I had never experienced the divine nature of prayer. There were many times, and I’m sure there will continue to be many more, that I had prayed in asking, and what I had asked for had not been answered in the fashion I wanted or was expecting. ((It should be clarified that prayer isn’t asking for things. That is a child’s form of Christianity, if one may even call that a form of Christianity. Prayer is an intimate time and reflection with God.)) Let me share the one profound experience I’ve had with prayer.

When I started college, I was worried for my spiritual life. I made it a purpose to integrate my faith into my daily life: The cliche says, “Use it or lose it,” and I didn’t want to lose it at all.

During freshman orientation, I quickly became involved in InterVarsity, a Christian fellowship group. In addition to IV (InterVarsity) I attended the affiliated freshman Bible study. Prior to this Bible study, I had never been in a Bible study before. These studies can be very tantalizing, but I suppose my fervid interest in theology skews the objectiveness of my opinion.
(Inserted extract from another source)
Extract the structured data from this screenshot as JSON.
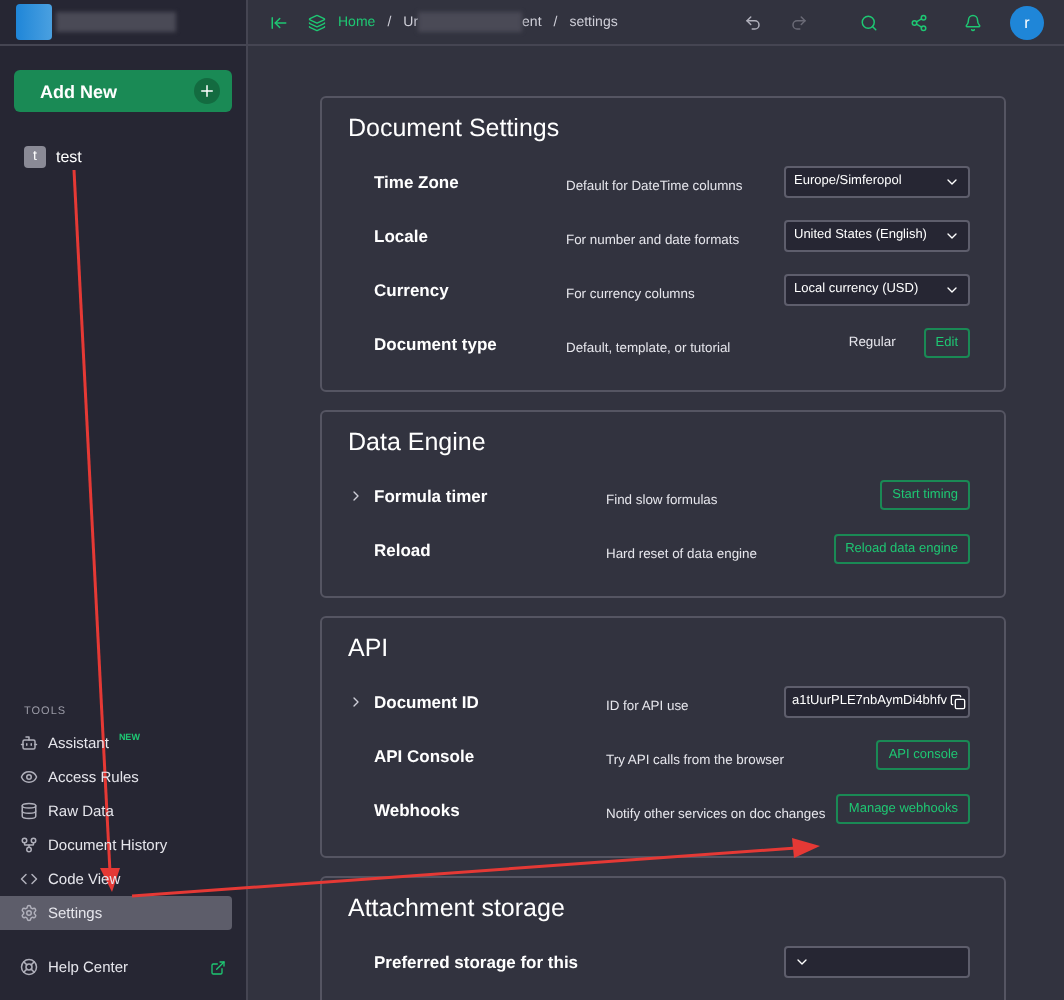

I brought up the statement that I felt like I was failing spiritually. I hadn’t been to church in the longest time, and the fellowship with other Christians didn’t seem to do much for me. ((When in fact the reality is that we gain more when we give more. Jill Briscoe wrote a revealing and little book about a story of a little pot of oil from 2 Kings in the Bible.)) So I brought up my “failure” and asked if my Bible study would pray that I regain my “spiritual fitness”.

The most amazing thing is that the prayer worked. Write me off right here as a lunatic — that’s what I would have done prior to this experience. How can words possibly do anything? ((Words are very powerful, but I meant this sentence in the context, “How can words directly alter future events?” Even in that rephrasing, words still can alter events in the future.)) They did, though! They did!

The night of that prayer I naturally slipped into my quiet time with God. It was just like my quiet times during high school — right before bedtime, and I would spend at least an hour or more just focused on God. It wasn’t premeditated at all. It just happened.

This was a very powerful experience. Prayer is a very powerful tool. Imagine if every Christian could pray authentically and everyday — maybe even every hour of the day! Imagine how much the world could be changed through prayer. Now I don’t mean to rely on prayer as the sole means for solutions. That is a fool’s and a lazy lard’s hope. God didn’t craft us with a brain and limbs to sit around and pray all day. We have prayer, but we can also be pro-active.

I meant to make more of this post — especially on the effectiveness of prayer, and jointly the skepticism of it. I suppose prayer is one of those things where you have to experience it. People could give testimonies on their own experiences for ages, and one could still remain a skeptic in concern to prayer.

It is a most exhilarating feeling to stay awake for most of the night, and yet still feel so energized for a greater part of the day. What work a cup — 20 ounces! — of coffee does! I didn’t wake immediately, though I was expecting too. Rather, it was like peeling open a door into a room filled with surprise; it was a gradual, but confident awakening. The coffee, this time with a substantial amount of French Vanilla creamer, kept me on my toes until maybe around 1:00 p.m.

Now, I was still awake, but my hands began to tremble. It was like Saving Private Ryan; I watched my hand shake on its own. It was like body was detached from mentality; physically I was exhausted, but mentally I was pumping calcium ions.

I don’t think I really crashed. My day ended at 2 a.m. after my roomie and I talked.

In the future, I don’t know if I’ll ever drink coffee again. The entire day I felt like I was someone else. I don’t know if caffeine does that to you, but I think it is safe for me to account my differences to coffee. It works wonders to keep me awake, but I’m not sure I like many of the other side effects.

I’d talk about how I felt I was different, but that is too much analysing for me. ((Do you like how I spelled analysing with an “s”? I absolutely love it. It’s so textbook.))

Maybe next time I just won’t get the hypercaffeniated blend.